Blake’s understanding of existence was that of an apocalyptic cycle, starting and finishing with a state of innocence: the divine self. Loss of innocence is a process that commences with conception and continues through life, until innocence is regained upon reconnection with the divine self. Blake’s adherence to an innocent vision of eternal nature could be understood psychologically as being akin to an infant dominated by the pleasure principal. This is a narcissistic stage in our development when survival of the self is paramount and centres on being warm, fed and feeling replete.
“Infancy! Fearless, lustful, happy, nestling for delight
In laps of pleasure. Innocence! honest, open, seeking
The vigorous joys of morning light open to virgin bliss,
Who taught thee modesty, subtil modesty, child of night and sleep?”2
The watercolour “Satan in his Original Glory” (pen and ink watercolor on paper 1805) illustrated his idea of a visionary divine self in possession of an eternal nature. Satan stands majestically framed by diaphanous wings, clad in a cloak with a multitude of tiny fairies in its hem. He has a feminine beauty with arresting brown eyes and his head is full of soft curls. His luminous curvaceous white body has an ethereal quality as he stands centre-stage against the subdued orange and russet hues of his wings and cloak. Blake believed that there were impediments to attaining divine reunion, one of them being the division of the sexes. Satan’s feminine beauty in this picture could be seen as a state of asexuality from a time before the Creation – a state of perfection free from mental pain, conflicting emotions of love and hate and the vicissitudes of human relationships. The apotheosis in Blake’s mind was being reconnected with one’s divine self and in this state sexual or generational differences are non-existent. Satan in his transcendent beauty is in a state of innocence and his open arms could be seen as an invitation to us to emulate him.

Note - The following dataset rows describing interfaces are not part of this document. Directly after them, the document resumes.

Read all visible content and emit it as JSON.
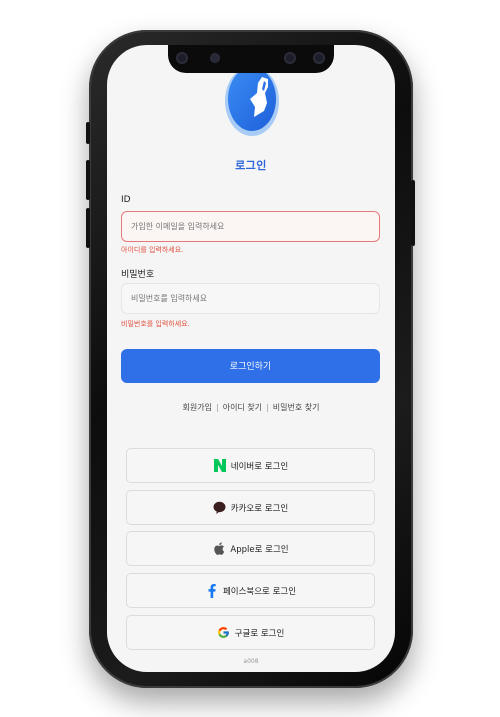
{
  "login": {
    "title": "로그인",
    "id_label": "ID",
    "id_placeholder": "가입한 이메일을 입력하세요",
    "id_error": "아이디를 입력하세요.",
    "pw_label": "비밀번호",
    "pw_placeholder": "비밀번호를 입력하세요",
    "pw_error": "비밀번호를 입력하세요.",
    "submit_label": "로그인하기"
  },
  "links": {
    "signup": "회원가입",
    "find_id": "아이디 찾기",
    "find_pw": "비밀번호 찾기",
    "separator": "|"
  },
  "social": [
    {
      "label": "네이버로 로그인",
      "icon": "naver-icon"
    },
    {
      "label": "카카오로 로그인",
      "icon": "kakao-icon"
    },
    {
      "label": "Apple로 로그인",
      "icon": "apple-icon"
    },
    {
      "label": "페이스북으로 로그인",
      "icon": "facebook-icon"
    },
    {
      "label": "구글로 로그인",
      "icon": "google-icon"
    }
  ],
  "footer": "a008",
  "colors": {
    "accent": "#2f6fe8",
    "error": "#e0503f",
    "naver": "#03c75a",
    "facebook": "#1877f2"
  }
}
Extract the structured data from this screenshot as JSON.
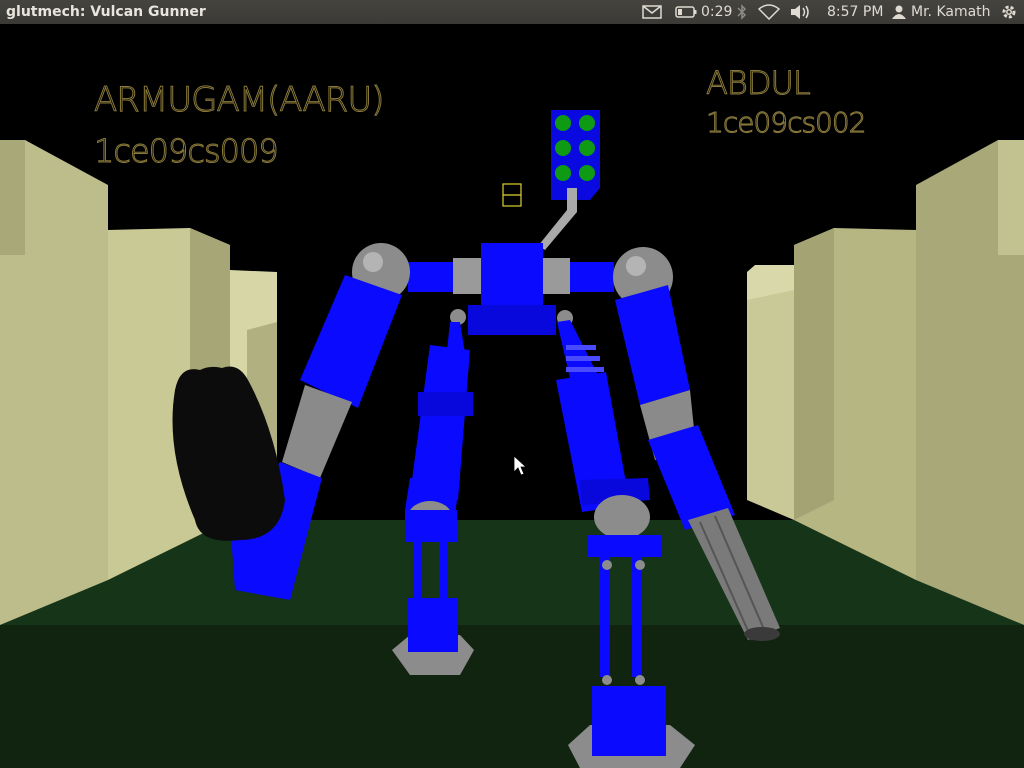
{
  "window": {
    "title": "glutmech: Vulcan Gunner"
  },
  "indicators": {
    "battery_time": "0:29",
    "clock": "8:57 PM",
    "user": "Mr. Kamath"
  },
  "hud": {
    "left_name": "ARMUGAM(AARU)",
    "left_id": "1ce09cs009",
    "right_name": "ABDUL",
    "right_id": "1ce09cs002"
  },
  "colors": {
    "robot_blue": "#0a0aff",
    "floor": "#0f2a12",
    "wall": "#b8b884",
    "joint": "#8c8c8c"
  }
}
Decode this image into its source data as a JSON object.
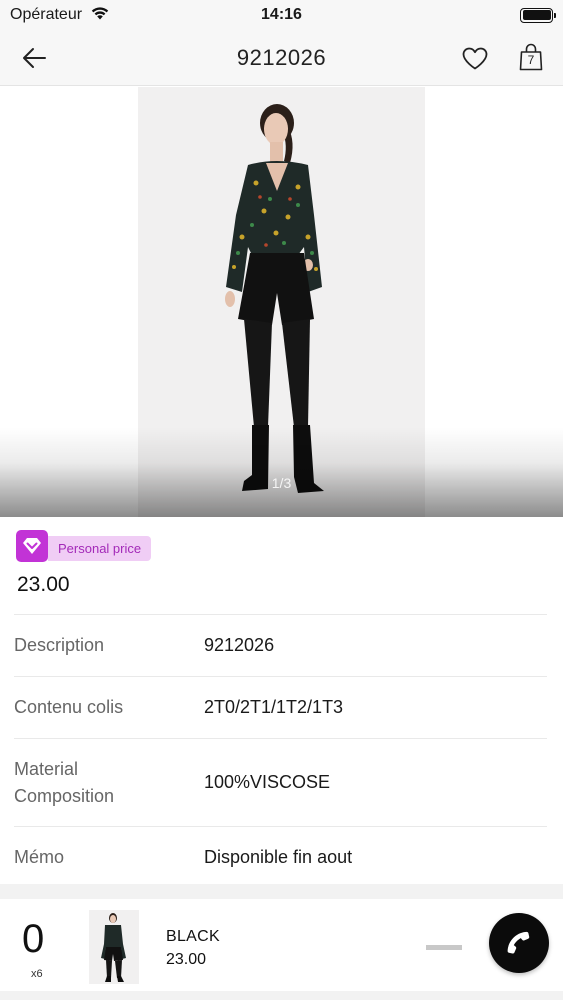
{
  "status_bar": {
    "carrier": "Opérateur",
    "time": "14:16"
  },
  "nav": {
    "title": "9212026",
    "bag_count": "7"
  },
  "gallery": {
    "indicator": "1/3"
  },
  "price": {
    "badge_label": "Personal price",
    "value": "23.00",
    "badge_color": "#c233d6"
  },
  "details": [
    {
      "label": "Description",
      "value": "9212026"
    },
    {
      "label": "Contenu colis",
      "value": "2T0/2T1/1T2/1T3"
    },
    {
      "label": "Material\nComposition",
      "value": "100%VISCOSE"
    },
    {
      "label": "Mémo",
      "value": "Disponible fin aout"
    }
  ],
  "cart_line": {
    "quantity": "0",
    "multiplier": "x6",
    "color": "BLACK",
    "price": "23.00"
  }
}
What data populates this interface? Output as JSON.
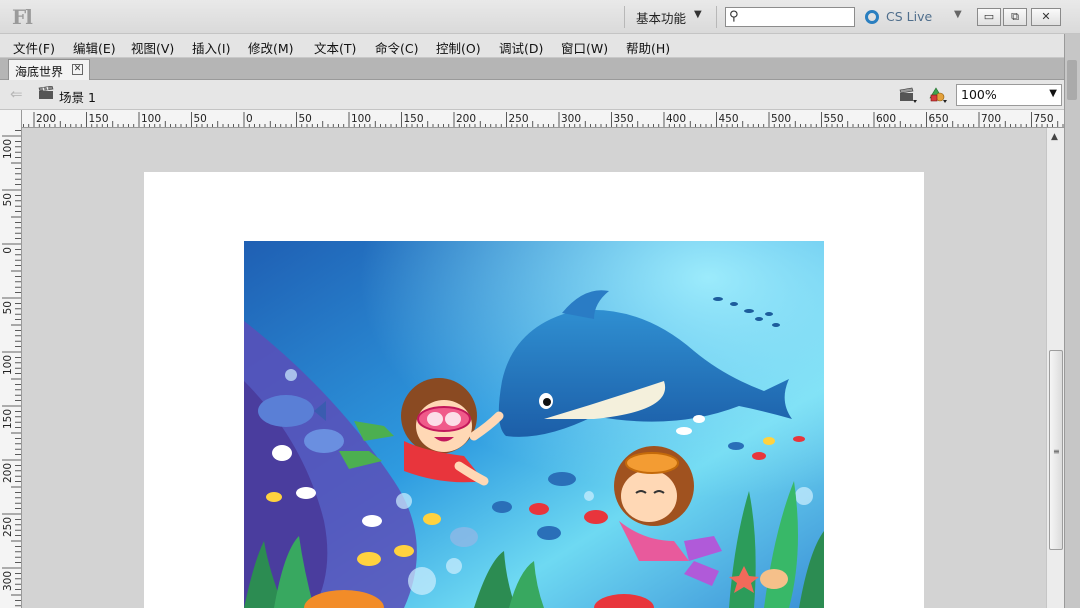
{
  "titlebar": {
    "app_logo": "Fl",
    "workspace": "基本功能",
    "search_placeholder": "",
    "cs_live": "CS Live"
  },
  "menu": [
    "文件(F)",
    "编辑(E)",
    "视图(V)",
    "插入(I)",
    "修改(M)",
    "文本(T)",
    "命令(C)",
    "控制(O)",
    "调试(D)",
    "窗口(W)",
    "帮助(H)"
  ],
  "document": {
    "tab_title": "海底世界",
    "scene_label": "场景 1",
    "zoom": "100%"
  },
  "ruler": {
    "horizontal_labels": [
      "200",
      "150",
      "100",
      "50",
      "0",
      "50",
      "100",
      "150",
      "200",
      "250",
      "300",
      "350",
      "400",
      "450",
      "500",
      "550",
      "600",
      "650",
      "700",
      "750"
    ],
    "vertical_labels": [
      "100",
      "50",
      "0",
      "50",
      "100",
      "150",
      "200",
      "250",
      "300"
    ]
  },
  "colors": {
    "accent": "#2a7fc0",
    "stage": "#ffffff",
    "pasteboard": "#d3d3d3"
  }
}
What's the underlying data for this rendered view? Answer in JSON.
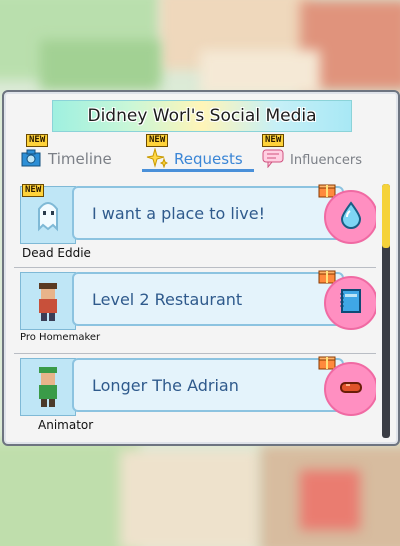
{
  "panel": {
    "title": "Didney Worl's Social Media"
  },
  "tabs": [
    {
      "label": "Timeline",
      "icon": "camera-icon",
      "new": "NEW",
      "active": false
    },
    {
      "label": "Requests",
      "icon": "sparkle-icon",
      "new": "NEW",
      "active": true
    },
    {
      "label": "Influencers",
      "icon": "speech-bubble-icon",
      "new": "NEW",
      "active": false
    }
  ],
  "requests": [
    {
      "name": "Dead Eddie",
      "text": "I want a place to live!",
      "new": "NEW",
      "reward_icon": "water-drop-icon"
    },
    {
      "name": "Pro Homemaker",
      "text": "Level 2 Restaurant",
      "new": "",
      "reward_icon": "notebook-icon"
    },
    {
      "name": "Animator",
      "text": "Longer The Adrian",
      "new": "",
      "reward_icon": "sausage-icon"
    }
  ],
  "colors": {
    "accent": "#4a90d9",
    "badge": "#ff8fc1",
    "scroll_thumb": "#f5d23a"
  }
}
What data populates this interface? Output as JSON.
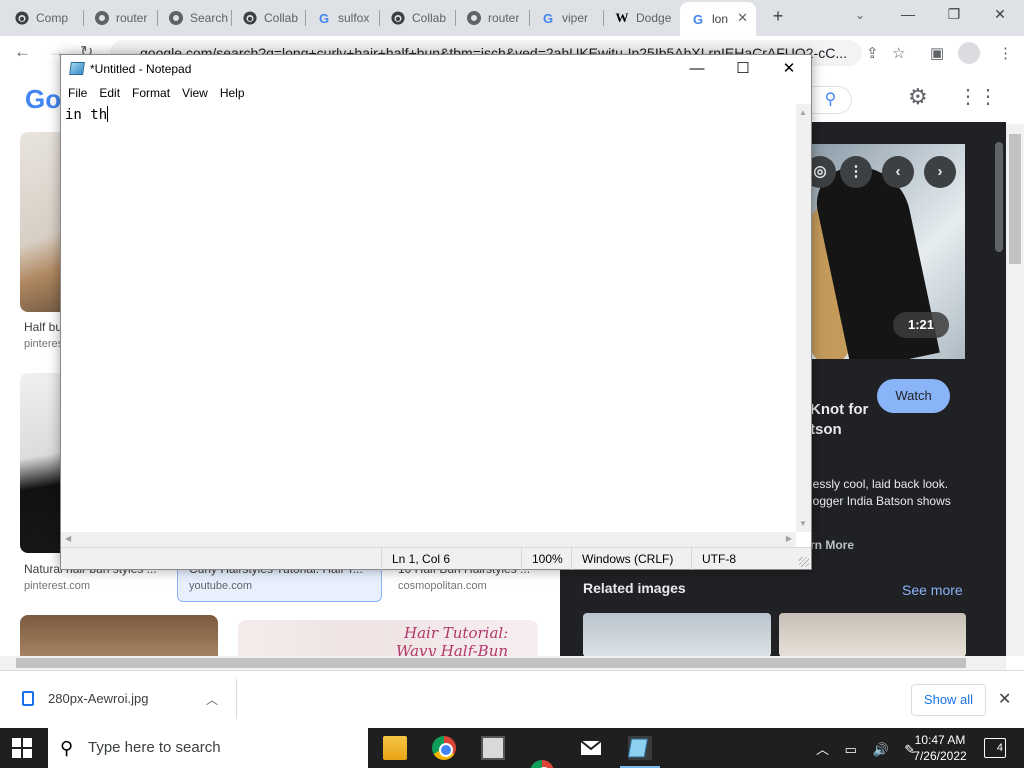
{
  "browser": {
    "tabs": [
      {
        "label": "Comp",
        "favicon": "github-icon"
      },
      {
        "label": "router",
        "favicon": "circle-icon"
      },
      {
        "label": "Search",
        "favicon": "circle-icon"
      },
      {
        "label": "Collab",
        "favicon": "github-icon"
      },
      {
        "label": "sulfox",
        "favicon": "google-icon"
      },
      {
        "label": "Collab",
        "favicon": "github-icon"
      },
      {
        "label": "router",
        "favicon": "circle-icon"
      },
      {
        "label": "viper",
        "favicon": "google-icon"
      },
      {
        "label": "Dodge",
        "favicon": "wikipedia-icon"
      },
      {
        "label": "lon",
        "favicon": "google-icon",
        "active": true
      }
    ],
    "url": "google.com/search?q=long+curly+hair+half+bun&tbm=isch&ved=2ahUKEwitu-Ip25Ib5AhXLrnIEHaCrAFUQ2-cC..."
  },
  "google": {
    "logo": "Go",
    "results": [
      {
        "caption": "Half bu",
        "source": "pinteres"
      },
      {
        "caption": "Natural hair bun styles ...",
        "source": "pinterest.com"
      },
      {
        "caption": "Curly Hairstyles Tutorial: Half T...",
        "source": "youtube.com"
      },
      {
        "caption": "10 Half Bun Hairstyles ...",
        "source": "cosmopolitan.com"
      }
    ],
    "tutorial_text": [
      "Hair Tutorial:",
      "Wavy Half-Bun"
    ],
    "panel": {
      "duration": "1:21",
      "watch_label": "Watch",
      "title_lines": [
        "Knot for",
        "tson"
      ],
      "description_lines": [
        "lessly cool, laid back look.",
        "logger India Batson shows"
      ],
      "learn_more": "rn More",
      "related_title": "Related images",
      "see_more": "See more"
    }
  },
  "notepad": {
    "title": "*Untitled - Notepad",
    "menu": [
      "File",
      "Edit",
      "View",
      "Format",
      "Help"
    ],
    "content": "in th",
    "status": {
      "position": "Ln 1, Col 6",
      "zoom": "100%",
      "line_ending": "Windows (CRLF)",
      "encoding": "UTF-8"
    }
  },
  "downloads": {
    "file": "280px-Aewroi.jpg",
    "show_all": "Show all"
  },
  "taskbar": {
    "search_placeholder": "Type here to search",
    "time": "10:47 AM",
    "date": "7/26/2022",
    "notification_count": "4"
  }
}
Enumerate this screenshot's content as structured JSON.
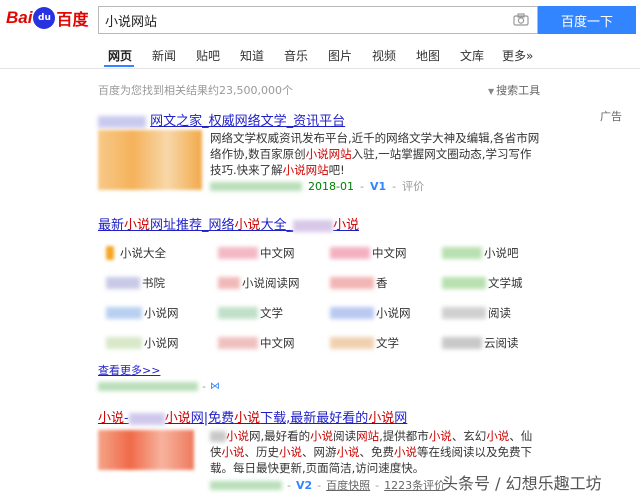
{
  "header": {
    "logo_bai": "Bai",
    "logo_du": "du",
    "logo_cn": "百度",
    "search_value": "小说网站",
    "search_button": "百度一下"
  },
  "nav": {
    "tabs": [
      "网页",
      "新闻",
      "贴吧",
      "知道",
      "音乐",
      "图片",
      "视频",
      "地图",
      "文库",
      "更多»"
    ],
    "active_index": 0
  },
  "results_meta": {
    "stats": "百度为您找到相关结果约23,500,000个",
    "tools_label": "搜索工具"
  },
  "ad_result": {
    "badge": "广告",
    "title_text": "网文之家_权威网络文学_资讯平台",
    "desc_part1": "网络文学权威资讯发布平台,近千的网络文学大神及编辑,各省市网络作协,数百家原创",
    "desc_red1": "小说网站",
    "desc_part2": "入驻,一站掌握网文圈动态,学习写作技巧.快来了解",
    "desc_red2": "小说网站",
    "desc_part3": "吧!",
    "date": "2018-01",
    "v_badge": "V1",
    "eval": "评价"
  },
  "site_list": {
    "title_part1": "最新",
    "title_red1": "小说",
    "title_part2": "网址推荐_网络",
    "title_red2": "小说",
    "title_part3": "大全_",
    "title_red3": "小说",
    "items": [
      "小说大全",
      "中文网",
      "中文网",
      "小说吧",
      "书院",
      "小说阅读网",
      "香",
      "文学城",
      "小说网",
      "文学",
      "小说网",
      "阅读",
      "小说网",
      "中文网",
      "文学",
      "云阅读"
    ],
    "more_link": "查看更多>>"
  },
  "result3": {
    "title_red1": "小说",
    "title_part1": "-",
    "title_red2": "小说",
    "title_part2": "网|免费",
    "title_red3": "小说",
    "title_part3": "下载,最新最好看的",
    "title_red4": "小说",
    "title_part4": "网",
    "desc_line1_red1": "小说",
    "desc_line1_a": "网,最好看的",
    "desc_line1_red2": "小说",
    "desc_line1_b": "阅读",
    "desc_line1_red3": "网站",
    "desc_line1_c": ",提供都市",
    "desc_line1_red4": "小说",
    "desc_line1_d": "、玄幻",
    "desc_line1_red5": "小说",
    "desc_line1_e": "、仙侠",
    "desc_line2_red1": "小说",
    "desc_line2_a": "、历史",
    "desc_line2_red2": "小说",
    "desc_line2_b": "、网游",
    "desc_line2_red3": "小说",
    "desc_line2_c": "、免费",
    "desc_line2_red4": "小说",
    "desc_line2_d": "等在线阅读以及免费下载。每日最快更新,页面简洁,访问速度快。",
    "v_badge": "V2",
    "snapshot": "百度快照",
    "reviews": "1223条评价"
  },
  "watermark": "头条号 / 幻想乐趣工坊",
  "colors": {
    "accent": "#3385ff",
    "link": "#2020c8",
    "highlight": "#cc0000",
    "url": "#008000"
  }
}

Blake’s ideas obliterated differences between the sexes and generations. These beliefs protected him from painful feelings of jealousy and envy, which are aroused by the triangular relationships found in family life. Ronald Britton wrote that,
“Belief, treated as the truth, was for Blake the limiting membrane of an otherwise bottomless void, the only curb on the total mental disintegration that followed the act of creation.”3
The infant is drawn as being in the gripe of the instinctual startle reflex and is pulling away from the adult figures in the painting. The terrified infant is in danger of falling psychologically into the abyss. My conjecture is that there was a traumatic event in Blake’s early life that led him to pull away from relationships with his parents, family and external reality.
My mother groand! my father wept.
Into the dangerous world I leapt:
Helpless, naked, piping loud;
Like a fiend hid in a cloud.
Struggling in my fathers hands:
Striving against my swaddling bands:
Bound and weary I thought best
To sulk upon my mothers breast.4
Was his response to the cruelty of his experiences of the external world to turn to an imaginary world, a visionary understanding of himself and of life?
- Ronald Britton, Belief and Imagination (1998), p. 181.
- Visions of the Daughters of Albion (1808).
- Britton, op cit, p, 180
- Infant Sorrow, from Songs of Experience (1794)